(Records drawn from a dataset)
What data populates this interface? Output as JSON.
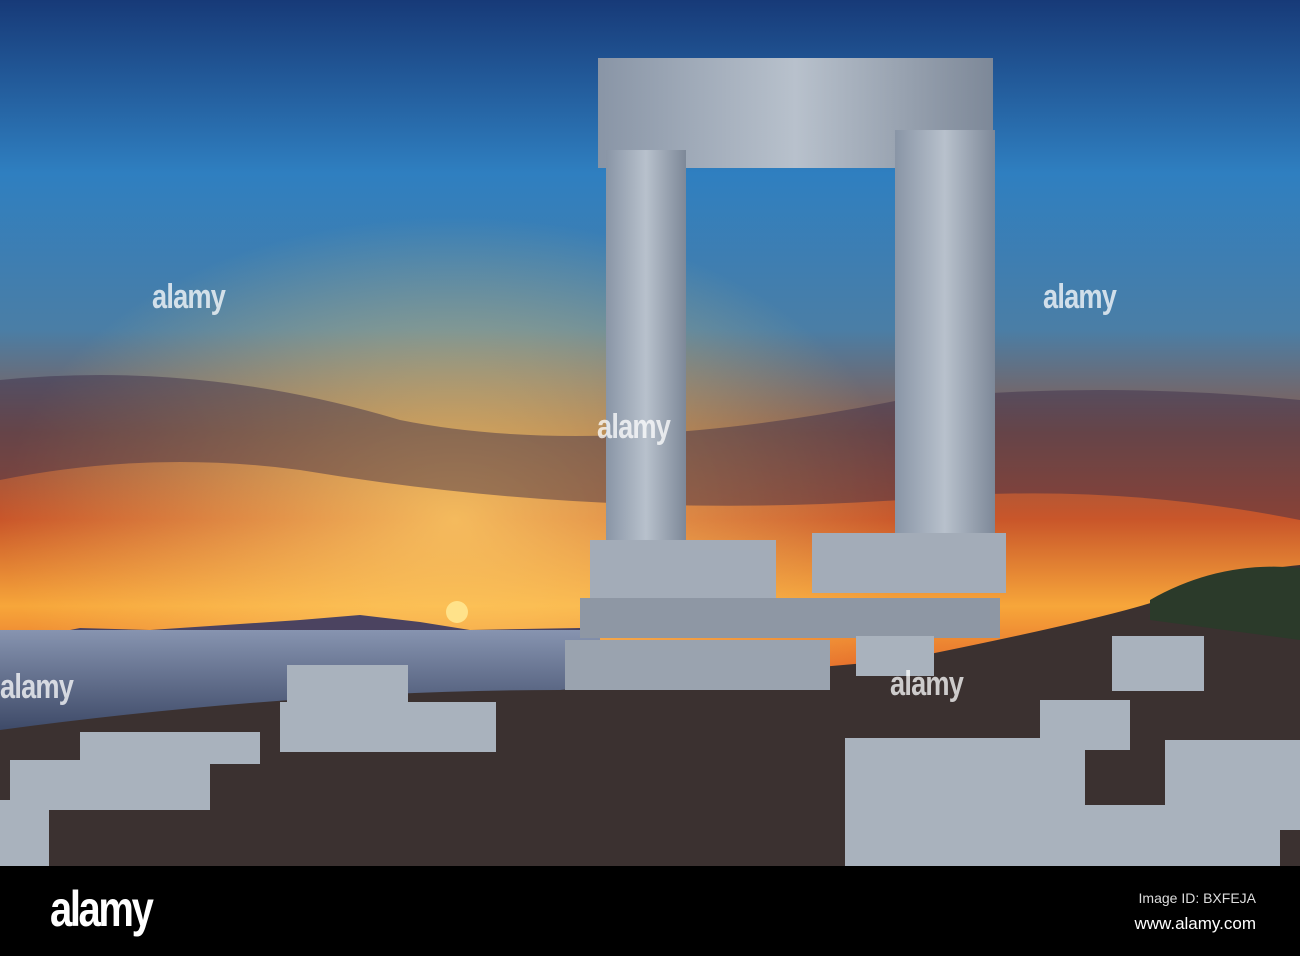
{
  "watermark": {
    "text": "alamy"
  },
  "footer": {
    "logo": "alamy",
    "image_id": "Image ID: BXFEJA",
    "website": "www.alamy.com"
  },
  "colors": {
    "sky_top": "#1b3f7a",
    "sky_mid": "#3c8bc0",
    "sunset": "#f39a2c",
    "sea": "#5a6b8a",
    "stone": "#aab4c0"
  }
}
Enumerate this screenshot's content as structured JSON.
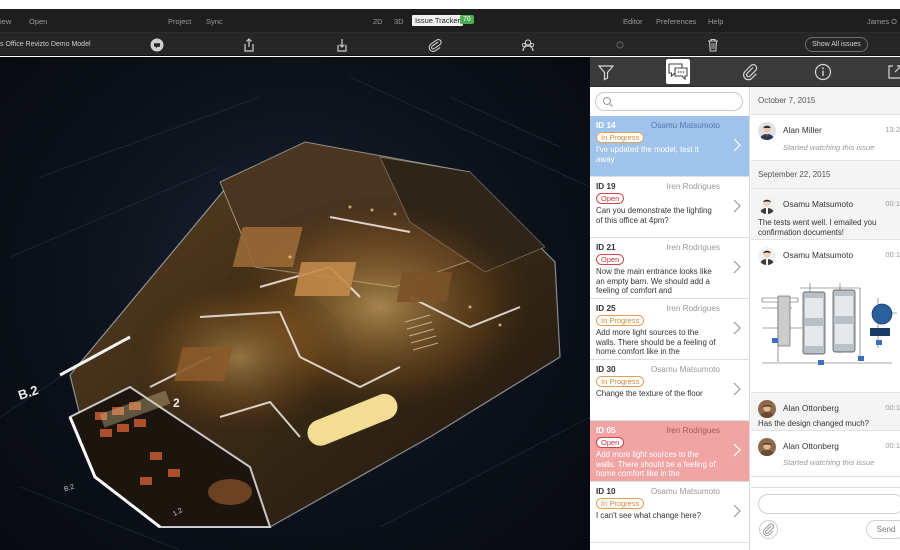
{
  "menubar": {
    "view": "iew",
    "open": "Open",
    "project": "Project",
    "sync": "Sync",
    "mode_2d": "2D",
    "mode_3d": "3D",
    "issue_tracker": "Issue Tracker",
    "issue_count": "76",
    "editor": "Editor",
    "preferences": "Preferences",
    "help": "Help",
    "user": "James O"
  },
  "toolbar": {
    "model_name": "s Office Revizto Demo Model",
    "show_all": "Show All issues"
  },
  "viewport": {
    "label_b2_large": "B.2",
    "label_b2_small": "B.2",
    "label_2": "2",
    "label_12": "1.2"
  },
  "issues": {
    "search_placeholder": "",
    "items": [
      {
        "id": "ID 14",
        "user": "Osamu Matsumoto",
        "status": "In Progress",
        "status_kind": "progress",
        "text": "I've updated the model, test it away",
        "state": "selected"
      },
      {
        "id": "ID 19",
        "user": "Iren Rodrigues",
        "status": "Open",
        "status_kind": "open",
        "text": "Can you demonstrate the lighting of this office at 4pm?",
        "state": "normal"
      },
      {
        "id": "ID 21",
        "user": "Iren Rodrigues",
        "status": "Open",
        "status_kind": "open",
        "text": "Now the main entrance looks like an empty barn. We should add a feeling of comfort and",
        "state": "normal"
      },
      {
        "id": "ID 25",
        "user": "Iren Rodrigues",
        "status": "In Progress",
        "status_kind": "progress",
        "text": "Add more light sources to the walls. There should be a feeling of home comfort like in the",
        "state": "normal"
      },
      {
        "id": "ID 30",
        "user": "Osamu Matsumoto",
        "status": "In Progress",
        "status_kind": "progress",
        "text": "Change the texture of the floor",
        "state": "normal"
      },
      {
        "id": "ID 05",
        "user": "Iren Rodrigues",
        "status": "Open",
        "status_kind": "open",
        "text": "Add more light sources to the walls. There should be a feeling of home comfort like in the",
        "state": "red"
      },
      {
        "id": "ID 10",
        "user": "Osamu Matsumoto",
        "status": "In Progress",
        "status_kind": "progress",
        "text": "I can't see what change here?",
        "state": "normal"
      }
    ]
  },
  "chat": {
    "date1": "October 7, 2015",
    "msg1": {
      "name": "Alan Miller",
      "time": "13:2",
      "system": "Started watching this issue"
    },
    "date2": "September 22, 2015",
    "msg2": {
      "name": "Osamu Matsumoto",
      "time": "00:1",
      "text": "The tests went well. I emailed you confirmation documents!"
    },
    "msg3": {
      "name": "Osamu Matsumoto",
      "time": "00:1"
    },
    "msg4": {
      "name": "Alan Ottonberg",
      "time": "00:1",
      "text": "Has the design changed much?"
    },
    "msg5": {
      "name": "Alan Ottonberg",
      "time": "00:1",
      "system": "Started watching this issue"
    },
    "send": "Send"
  },
  "colors": {
    "selected_issue": "#9fc3ea",
    "red_issue": "#f0a4a4",
    "status_open": "#c03c3c",
    "status_progress": "#d28a3e",
    "badge": "#4cae4c"
  }
}
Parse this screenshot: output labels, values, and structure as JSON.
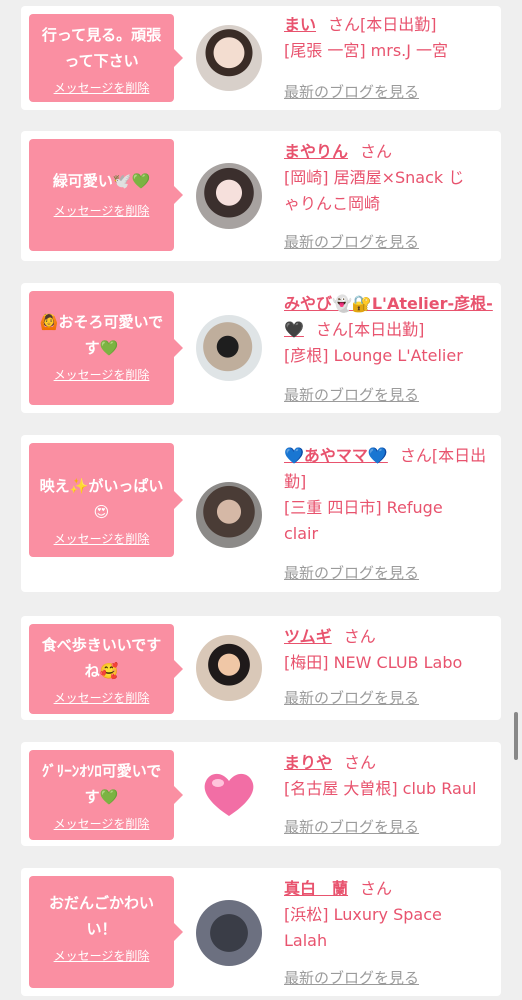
{
  "delete_label": "メッセージを削除",
  "blog_link_label": "最新のブログを見る",
  "honorific": "さん",
  "colors": {
    "accent": "#e8536e",
    "bubble": "#fa8fa2",
    "link_gray": "#9b9b9b",
    "background": "#efefef"
  },
  "cards": [
    {
      "message": [
        "行って見る。頑張",
        "って下さい"
      ],
      "name": "まい",
      "badge": "[本日出勤]",
      "shop": [
        "[尾張 一宮] mrs.J 一宮"
      ],
      "avatar_icon": "photo-avatar"
    },
    {
      "message": [
        "緑可愛い🕊️💚"
      ],
      "name": "まやりん",
      "badge": "",
      "shop": [
        "[岡崎] 居酒屋×Snack じ",
        "ゃりんこ岡崎"
      ],
      "avatar_icon": "photo-avatar"
    },
    {
      "message": [
        "🙆おそろ可愛いで",
        "す💚"
      ],
      "name": "みやび👻🔐L'Atelier-彦根-🖤",
      "badge": "[本日出勤]",
      "shop": [
        "[彦根] Lounge L'Atelier"
      ],
      "avatar_icon": "photo-avatar"
    },
    {
      "message": [
        "映え✨がいっぱい",
        "😍"
      ],
      "name": "💙あやママ💙",
      "badge": "[本日出勤]",
      "shop": [
        "[三重 四日市] Refuge",
        "clair"
      ],
      "avatar_icon": "photo-avatar"
    },
    {
      "message": [
        "食べ歩きいいです",
        "ね🥰"
      ],
      "name": "ツムギ",
      "badge": "",
      "shop": [
        "[梅田] NEW CLUB Labo"
      ],
      "avatar_icon": "photo-avatar"
    },
    {
      "message": [
        "ｸﾞﾘｰﾝｵｿﾛ可愛いで",
        "す💚"
      ],
      "name": "まりや",
      "badge": "",
      "shop": [
        "[名古屋 大曽根] club Raul"
      ],
      "avatar_icon": "heart-avatar"
    },
    {
      "message": [
        "おだんごかわい",
        "い！"
      ],
      "name": "真白　蘭",
      "badge": "",
      "shop": [
        "[浜松] Luxury Space",
        "Lalah"
      ],
      "avatar_icon": "photo-avatar"
    }
  ]
}
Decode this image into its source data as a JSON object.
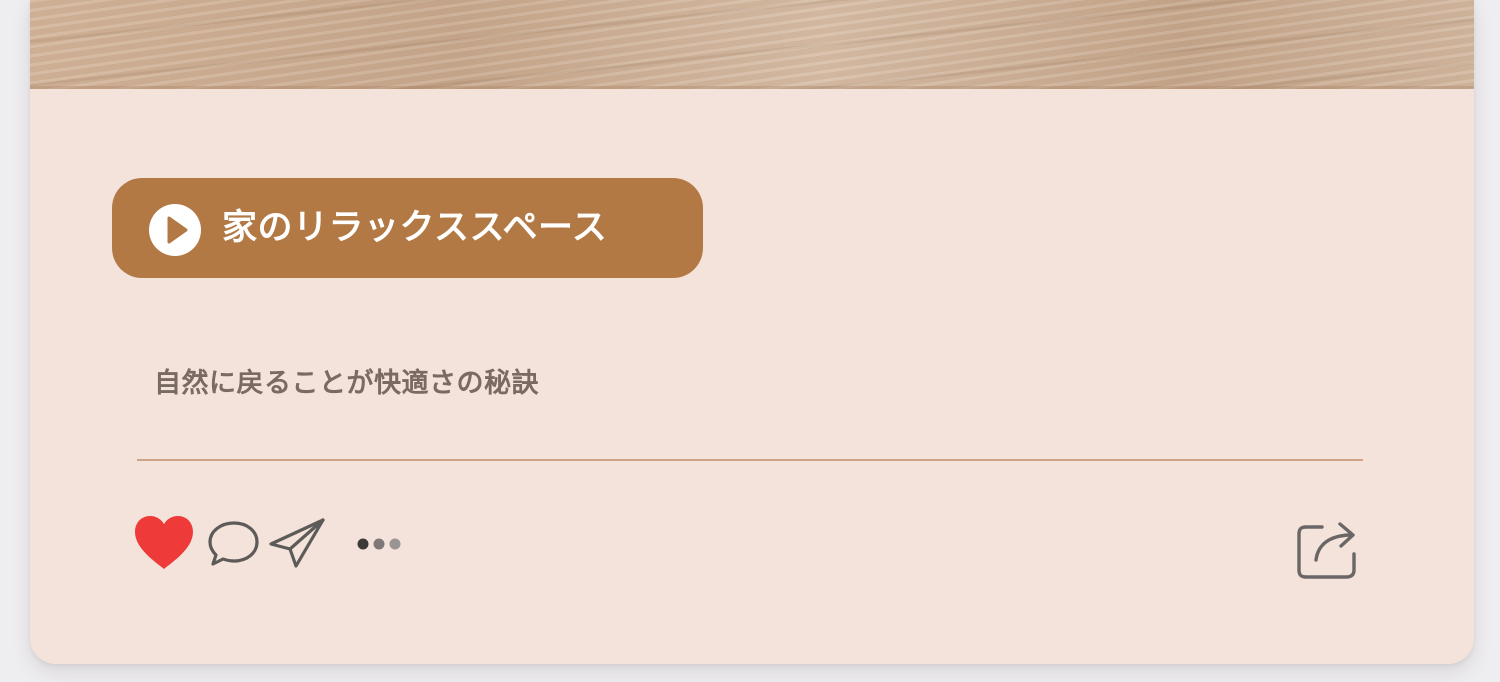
{
  "post": {
    "title": "家のリラックススペース",
    "caption": "自然に戻ることが快適さの秘訣"
  },
  "actions": {
    "play": "play-icon",
    "like": "heart-icon",
    "comment": "comment-icon",
    "send": "paper-plane-icon",
    "more": "more-icon",
    "share": "share-icon"
  },
  "colors": {
    "card_background": "#f4e3da",
    "pill_background": "#b37944",
    "heart": "#ef3a3a",
    "icon_stroke": "#5d5a5a",
    "caption_text": "#7a6a64",
    "divider": "#cfa486"
  }
}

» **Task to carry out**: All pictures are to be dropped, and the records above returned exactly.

» **Output**:
What data populates this interface? Output as JSON.
{
  "watermark": {
    "text": "alamy"
  },
  "footer": {
    "logo": "alamy",
    "image_id": "Image ID: BXFEJA",
    "website": "www.alamy.com"
  },
  "colors": {
    "sky_top": "#1b3f7a",
    "sky_mid": "#3c8bc0",
    "sunset": "#f39a2c",
    "sea": "#5a6b8a",
    "stone": "#aab4c0"
  }
}
Enumerate this screenshot's content as structured JSON.
{
  "menubar": {
    "view": "iew",
    "open": "Open",
    "project": "Project",
    "sync": "Sync",
    "mode_2d": "2D",
    "mode_3d": "3D",
    "issue_tracker": "Issue Tracker",
    "issue_count": "76",
    "editor": "Editor",
    "preferences": "Preferences",
    "help": "Help",
    "user": "James O"
  },
  "toolbar": {
    "model_name": "s Office Revizto Demo Model",
    "show_all": "Show All issues"
  },
  "viewport": {
    "label_b2_large": "B.2",
    "label_b2_small": "B.2",
    "label_2": "2",
    "label_12": "1.2"
  },
  "issues": {
    "search_placeholder": "",
    "items": [
      {
        "id": "ID 14",
        "user": "Osamu Matsumoto",
        "status": "In Progress",
        "status_kind": "progress",
        "text": "I've updated the model, test it away",
        "state": "selected"
      },
      {
        "id": "ID 19",
        "user": "Iren Rodrigues",
        "status": "Open",
        "status_kind": "open",
        "text": "Can you demonstrate the lighting of this office at 4pm?",
        "state": "normal"
      },
      {
        "id": "ID 21",
        "user": "Iren Rodrigues",
        "status": "Open",
        "status_kind": "open",
        "text": "Now the main entrance looks like an empty barn. We should add a feeling of comfort and",
        "state": "normal"
      },
      {
        "id": "ID 25",
        "user": "Iren Rodrigues",
        "status": "In Progress",
        "status_kind": "progress",
        "text": "Add more light sources to the walls. There should be a feeling of home comfort like in the",
        "state": "normal"
      },
      {
        "id": "ID 30",
        "user": "Osamu Matsumoto",
        "status": "In Progress",
        "status_kind": "progress",
        "text": "Change the texture of the floor",
        "state": "normal"
      },
      {
        "id": "ID 05",
        "user": "Iren Rodrigues",
        "status": "Open",
        "status_kind": "open",
        "text": "Add more light sources to the walls. There should be a feeling of home comfort like in the",
        "state": "red"
      },
      {
        "id": "ID 10",
        "user": "Osamu Matsumoto",
        "status": "In Progress",
        "status_kind": "progress",
        "text": "I can't see what change here?",
        "state": "normal"
      }
    ]
  },
  "chat": {
    "date1": "October 7, 2015",
    "msg1": {
      "name": "Alan Miller",
      "time": "13:2",
      "system": "Started watching this issue"
    },
    "date2": "September 22, 2015",
    "msg2": {
      "name": "Osamu Matsumoto",
      "time": "00:1",
      "text": "The tests went well. I emailed you confirmation documents!"
    },
    "msg3": {
      "name": "Osamu Matsumoto",
      "time": "00:1"
    },
    "msg4": {
      "name": "Alan Ottonberg",
      "time": "00:1",
      "text": "Has the design changed much?"
    },
    "msg5": {
      "name": "Alan Ottonberg",
      "time": "00:1",
      "system": "Started watching this issue"
    },
    "send": "Send"
  },
  "colors": {
    "selected_issue": "#9fc3ea",
    "red_issue": "#f0a4a4",
    "status_open": "#c03c3c",
    "status_progress": "#d28a3e",
    "badge": "#4cae4c"
  }
}
Parse this screenshot: output labels, values, and structure as JSON.
{
  "delete_label": "メッセージを削除",
  "blog_link_label": "最新のブログを見る",
  "honorific": "さん",
  "colors": {
    "accent": "#e8536e",
    "bubble": "#fa8fa2",
    "link_gray": "#9b9b9b",
    "background": "#efefef"
  },
  "cards": [
    {
      "message": [
        "行って見る。頑張",
        "って下さい"
      ],
      "name": "まい",
      "badge": "[本日出勤]",
      "shop": [
        "[尾張 一宮] mrs.J 一宮"
      ],
      "avatar_icon": "photo-avatar"
    },
    {
      "message": [
        "緑可愛い🕊️💚"
      ],
      "name": "まやりん",
      "badge": "",
      "shop": [
        "[岡崎] 居酒屋×Snack じ",
        "ゃりんこ岡崎"
      ],
      "avatar_icon": "photo-avatar"
    },
    {
      "message": [
        "🙆おそろ可愛いで",
        "す💚"
      ],
      "name": "みやび👻🔐L'Atelier-彦根-🖤",
      "badge": "[本日出勤]",
      "shop": [
        "[彦根] Lounge L'Atelier"
      ],
      "avatar_icon": "photo-avatar"
    },
    {
      "message": [
        "映え✨がいっぱい",
        "😍"
      ],
      "name": "💙あやママ💙",
      "badge": "[本日出勤]",
      "shop": [
        "[三重 四日市] Refuge",
        "clair"
      ],
      "avatar_icon": "photo-avatar"
    },
    {
      "message": [
        "食べ歩きいいです",
        "ね🥰"
      ],
      "name": "ツムギ",
      "badge": "",
      "shop": [
        "[梅田] NEW CLUB Labo"
      ],
      "avatar_icon": "photo-avatar"
    },
    {
      "message": [
        "ｸﾞﾘｰﾝｵｿﾛ可愛いで",
        "す💚"
      ],
      "name": "まりや",
      "badge": "",
      "shop": [
        "[名古屋 大曽根] club Raul"
      ],
      "avatar_icon": "heart-avatar"
    },
    {
      "message": [
        "おだんごかわい",
        "い！"
      ],
      "name": "真白　蘭",
      "badge": "",
      "shop": [
        "[浜松] Luxury Space",
        "Lalah"
      ],
      "avatar_icon": "photo-avatar"
    }
  ]
}
Decode this image into its source data as a JSON object.
{
  "post": {
    "title": "家のリラックススペース",
    "caption": "自然に戻ることが快適さの秘訣"
  },
  "actions": {
    "play": "play-icon",
    "like": "heart-icon",
    "comment": "comment-icon",
    "send": "paper-plane-icon",
    "more": "more-icon",
    "share": "share-icon"
  },
  "colors": {
    "card_background": "#f4e3da",
    "pill_background": "#b37944",
    "heart": "#ef3a3a",
    "icon_stroke": "#5d5a5a",
    "caption_text": "#7a6a64",
    "divider": "#cfa486"
  }
}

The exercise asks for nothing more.